The main entrance to the school is located on Claver Place, in an arched opening at the center of the Claver Place facade. The school itself is located on the fourth floor, and consists of eight school rooms (one for each grade). The school rooms are arranged in pairs around a central atrium with a glazed conservatory roof. The atrium is currently used as additional classroom space.
The entrance to the convent is located at the north end of the Claver Place facade, with the convent located on the first through third floors in the single line of rooms facing onto Claver Place.
The building is designed in an highly stylized Art-Deco Romanesque style. The building is clad in common brick and trimmed with cast concrete at the window and door surrounds and at the parapet. On the interior, the finishes are utilitarian, primarily consisting of glazed round-profiled CMU and wood trim. The interior of the gymnasium is finished in salmon-colored iron-spot brick.

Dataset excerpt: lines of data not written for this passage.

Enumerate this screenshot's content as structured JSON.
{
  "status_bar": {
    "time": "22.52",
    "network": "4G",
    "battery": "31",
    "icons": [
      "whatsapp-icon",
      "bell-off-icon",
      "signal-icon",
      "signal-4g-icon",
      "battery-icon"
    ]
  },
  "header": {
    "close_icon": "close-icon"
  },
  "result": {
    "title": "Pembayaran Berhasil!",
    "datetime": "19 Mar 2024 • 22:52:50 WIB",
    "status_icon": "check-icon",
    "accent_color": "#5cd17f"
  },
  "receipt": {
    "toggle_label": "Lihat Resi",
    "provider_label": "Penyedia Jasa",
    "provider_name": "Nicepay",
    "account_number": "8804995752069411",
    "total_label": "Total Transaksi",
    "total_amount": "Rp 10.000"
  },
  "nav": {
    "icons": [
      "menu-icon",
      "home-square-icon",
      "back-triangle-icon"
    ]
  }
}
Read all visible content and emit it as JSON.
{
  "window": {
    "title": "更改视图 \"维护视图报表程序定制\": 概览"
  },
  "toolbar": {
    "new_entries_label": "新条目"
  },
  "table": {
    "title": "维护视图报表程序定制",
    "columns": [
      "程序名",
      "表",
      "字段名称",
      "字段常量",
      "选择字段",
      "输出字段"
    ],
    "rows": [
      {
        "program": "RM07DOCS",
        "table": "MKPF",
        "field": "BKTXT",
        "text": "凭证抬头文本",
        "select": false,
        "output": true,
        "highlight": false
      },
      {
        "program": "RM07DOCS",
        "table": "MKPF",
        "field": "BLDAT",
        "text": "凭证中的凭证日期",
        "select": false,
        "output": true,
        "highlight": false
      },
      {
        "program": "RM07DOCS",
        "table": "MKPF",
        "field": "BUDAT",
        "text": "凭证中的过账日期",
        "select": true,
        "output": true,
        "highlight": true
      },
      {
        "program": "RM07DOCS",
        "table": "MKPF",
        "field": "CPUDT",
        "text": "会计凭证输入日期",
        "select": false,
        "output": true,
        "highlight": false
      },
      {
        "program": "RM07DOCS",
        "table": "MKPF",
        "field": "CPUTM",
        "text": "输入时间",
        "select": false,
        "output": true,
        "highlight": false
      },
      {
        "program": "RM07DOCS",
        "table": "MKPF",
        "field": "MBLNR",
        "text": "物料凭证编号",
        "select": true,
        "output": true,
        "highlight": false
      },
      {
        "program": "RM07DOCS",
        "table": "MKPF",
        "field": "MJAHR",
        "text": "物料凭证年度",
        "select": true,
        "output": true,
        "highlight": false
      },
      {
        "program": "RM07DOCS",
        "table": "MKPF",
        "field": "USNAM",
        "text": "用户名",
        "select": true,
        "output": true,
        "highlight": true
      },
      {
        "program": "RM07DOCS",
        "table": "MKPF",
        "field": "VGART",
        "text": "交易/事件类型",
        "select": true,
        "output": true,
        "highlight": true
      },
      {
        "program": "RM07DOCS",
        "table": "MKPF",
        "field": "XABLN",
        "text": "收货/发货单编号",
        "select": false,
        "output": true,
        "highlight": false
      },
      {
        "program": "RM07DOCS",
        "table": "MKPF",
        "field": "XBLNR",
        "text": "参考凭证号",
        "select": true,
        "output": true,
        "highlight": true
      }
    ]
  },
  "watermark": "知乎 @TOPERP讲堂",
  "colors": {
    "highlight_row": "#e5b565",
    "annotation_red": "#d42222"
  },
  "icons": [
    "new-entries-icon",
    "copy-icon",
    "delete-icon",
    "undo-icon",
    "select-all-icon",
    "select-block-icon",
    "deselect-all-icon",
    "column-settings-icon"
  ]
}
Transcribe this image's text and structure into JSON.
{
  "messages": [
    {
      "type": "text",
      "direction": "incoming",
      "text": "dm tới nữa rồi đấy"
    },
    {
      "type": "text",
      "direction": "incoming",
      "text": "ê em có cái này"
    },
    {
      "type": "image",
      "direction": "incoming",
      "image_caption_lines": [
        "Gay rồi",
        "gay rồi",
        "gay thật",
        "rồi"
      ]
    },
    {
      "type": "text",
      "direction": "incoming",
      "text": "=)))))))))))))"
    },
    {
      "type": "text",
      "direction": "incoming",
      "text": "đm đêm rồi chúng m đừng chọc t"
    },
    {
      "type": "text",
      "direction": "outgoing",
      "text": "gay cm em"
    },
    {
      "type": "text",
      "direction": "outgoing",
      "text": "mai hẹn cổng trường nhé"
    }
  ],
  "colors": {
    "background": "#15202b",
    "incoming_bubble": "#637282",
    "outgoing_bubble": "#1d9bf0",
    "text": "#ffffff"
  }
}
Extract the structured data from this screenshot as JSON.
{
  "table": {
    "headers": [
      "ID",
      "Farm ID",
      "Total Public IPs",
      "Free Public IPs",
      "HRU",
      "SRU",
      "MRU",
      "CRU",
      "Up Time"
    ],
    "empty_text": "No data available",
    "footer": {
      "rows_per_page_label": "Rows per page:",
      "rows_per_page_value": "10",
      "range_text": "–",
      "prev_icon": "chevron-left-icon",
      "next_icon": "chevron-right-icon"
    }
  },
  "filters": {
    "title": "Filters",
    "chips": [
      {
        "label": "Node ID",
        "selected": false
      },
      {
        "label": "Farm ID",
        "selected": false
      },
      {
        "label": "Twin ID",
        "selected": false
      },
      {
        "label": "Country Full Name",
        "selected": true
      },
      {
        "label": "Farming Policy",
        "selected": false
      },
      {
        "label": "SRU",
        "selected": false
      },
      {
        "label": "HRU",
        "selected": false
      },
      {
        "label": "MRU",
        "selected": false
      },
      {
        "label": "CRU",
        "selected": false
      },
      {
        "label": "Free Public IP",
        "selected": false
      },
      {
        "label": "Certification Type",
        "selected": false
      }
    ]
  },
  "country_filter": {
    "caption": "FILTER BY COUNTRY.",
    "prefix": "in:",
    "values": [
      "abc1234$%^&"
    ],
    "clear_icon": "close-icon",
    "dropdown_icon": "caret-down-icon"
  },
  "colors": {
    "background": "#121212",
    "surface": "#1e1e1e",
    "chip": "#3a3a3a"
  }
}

The corner of the building is chamfered, and contains a statue of St. Peter Claver standing atop the cornerstone. Numerous setbacks and the pattern of window openings help to express the program of the interior. The corners of the building set back above the second floor, creating a large terrace at the southwest corner and a small terrace at the southeast corner. A second set of setbacks above the third floor create the cruciform plan of the classrooms at the fourth floor and terraces for the classrooms.
The Jefferson Avenue facade (and the east facade) has relatively few openings. These include the triple-arched opening at the ground floor, and a screen of triple-arched openings with cast-concrete surrounds at the balcony level on the second floor, each flanked by punched openings with cast concrete screens. Other punched openings with screens of cast concrete or steel casement windows are located throughout the remainder of the facade at the ground-floor, balcony and track levels. A large screen of cast concrete set in the form of a cross is located at the center of the Jefferson Avenue elevation.
The classrooms have large window openings facing onto the third-floor terraces, and smaller punched openings with cast-concrete screens on the Jefferson Avenue and Claver Place elevation. The Claver Place elevation contains the school and convent entrances in single arched openings with cast-concrete surrounds and a set of four arched openings with a cast-concrete surround at the second floor. Punched openings for the convent are located throughout the remainder of this elevation. The convent windows along Claver Place were originally steel casements, but have been replaced with one-over-one aluminum windows.
The east elevation, facing onto the driveway, is clad in common brick with cast concrete trim at the corners only. The facade contains simple punched openings with steel casement windows. The north elevation was originally a party wall, but is now partially exposed. The exposed portion of the party wall is stuccoed. The exterior wall of the north classrooms, at the fourth floor, is finished in common brick.
St. Peter Claver’s Institute is the best example of Murphy’s non-ecclesiastic architecture. Here, the massing, materials and much of the decoration are clearly contemporary, while a few decorative details recall past architectural styles. Perhaps the best example of Murphy’s integration of modern architecture into a church design is St. Bernadette’s Church (Brooklyn). There, massive parabolic concrete arches define the nave of the church, while the exterior is designed in the Moderne style.
- 1"Negro Catholics Now Have a Church", Brooklyn Daily Eagle (July 21, 1921), 3.